* _WHAT YOU HAVE TO DO_
Find and copy each line of the records where the string "desc" shows up.

(Data records for software interfaces)
========

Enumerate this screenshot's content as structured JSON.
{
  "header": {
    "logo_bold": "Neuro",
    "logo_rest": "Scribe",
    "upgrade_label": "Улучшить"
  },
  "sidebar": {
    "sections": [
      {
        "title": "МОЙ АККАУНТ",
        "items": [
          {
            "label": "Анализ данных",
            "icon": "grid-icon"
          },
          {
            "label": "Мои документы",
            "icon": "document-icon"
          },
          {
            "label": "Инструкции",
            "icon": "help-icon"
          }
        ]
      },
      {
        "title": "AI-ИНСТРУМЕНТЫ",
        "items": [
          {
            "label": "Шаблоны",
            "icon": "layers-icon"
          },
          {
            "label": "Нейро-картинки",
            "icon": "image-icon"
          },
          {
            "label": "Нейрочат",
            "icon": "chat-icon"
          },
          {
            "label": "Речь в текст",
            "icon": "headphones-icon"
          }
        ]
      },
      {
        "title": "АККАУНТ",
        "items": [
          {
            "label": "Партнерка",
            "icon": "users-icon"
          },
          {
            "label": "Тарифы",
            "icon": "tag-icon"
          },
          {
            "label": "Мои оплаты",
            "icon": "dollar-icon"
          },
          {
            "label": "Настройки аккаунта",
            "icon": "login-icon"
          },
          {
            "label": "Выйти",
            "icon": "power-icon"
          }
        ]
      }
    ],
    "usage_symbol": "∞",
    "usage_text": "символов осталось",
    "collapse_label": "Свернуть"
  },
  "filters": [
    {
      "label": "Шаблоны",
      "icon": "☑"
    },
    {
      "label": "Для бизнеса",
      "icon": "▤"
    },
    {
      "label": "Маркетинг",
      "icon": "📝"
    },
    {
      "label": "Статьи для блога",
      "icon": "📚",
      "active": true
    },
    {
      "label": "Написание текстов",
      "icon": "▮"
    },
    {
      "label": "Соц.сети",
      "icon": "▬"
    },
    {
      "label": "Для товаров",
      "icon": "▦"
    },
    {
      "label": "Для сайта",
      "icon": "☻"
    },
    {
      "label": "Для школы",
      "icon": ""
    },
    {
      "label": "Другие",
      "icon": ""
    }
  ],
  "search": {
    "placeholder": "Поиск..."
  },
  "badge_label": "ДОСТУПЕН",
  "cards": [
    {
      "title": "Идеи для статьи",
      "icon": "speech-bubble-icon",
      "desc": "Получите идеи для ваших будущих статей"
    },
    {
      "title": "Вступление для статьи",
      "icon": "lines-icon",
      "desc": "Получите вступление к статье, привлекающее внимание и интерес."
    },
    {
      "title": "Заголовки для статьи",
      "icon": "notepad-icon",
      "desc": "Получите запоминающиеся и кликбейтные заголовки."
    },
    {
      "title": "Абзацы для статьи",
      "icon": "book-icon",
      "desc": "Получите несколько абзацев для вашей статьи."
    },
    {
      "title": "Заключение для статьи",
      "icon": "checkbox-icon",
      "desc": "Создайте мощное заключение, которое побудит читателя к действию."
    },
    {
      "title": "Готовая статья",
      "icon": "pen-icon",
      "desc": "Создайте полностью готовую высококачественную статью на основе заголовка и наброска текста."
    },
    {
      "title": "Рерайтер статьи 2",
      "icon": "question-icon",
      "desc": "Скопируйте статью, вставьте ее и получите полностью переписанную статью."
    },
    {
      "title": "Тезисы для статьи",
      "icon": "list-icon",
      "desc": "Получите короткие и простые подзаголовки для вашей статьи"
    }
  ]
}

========

* _ANSWER TO THIS EXERCISE_
      "desc": "Получите идеи для ваших будущих статей"
      "desc": "Получите вступление к статье, привлекающее внимание и интерес."
      "desc": "Получите запоминающиеся и кликбейтные заголовки."
      "desc": "Получите несколько абзацев для вашей статьи."
      "desc": "Создайте мощное заключение, которое побудит читателя к действию."
      "desc": "Создайте полностью готовую высококачественную статью на основе заголовка и наброска текста."
      "desc": "Скопируйте статью, вставьте ее и получите полностью переписанную статью."
      "desc": "Получите короткие и простые подзаголовки для вашей статьи"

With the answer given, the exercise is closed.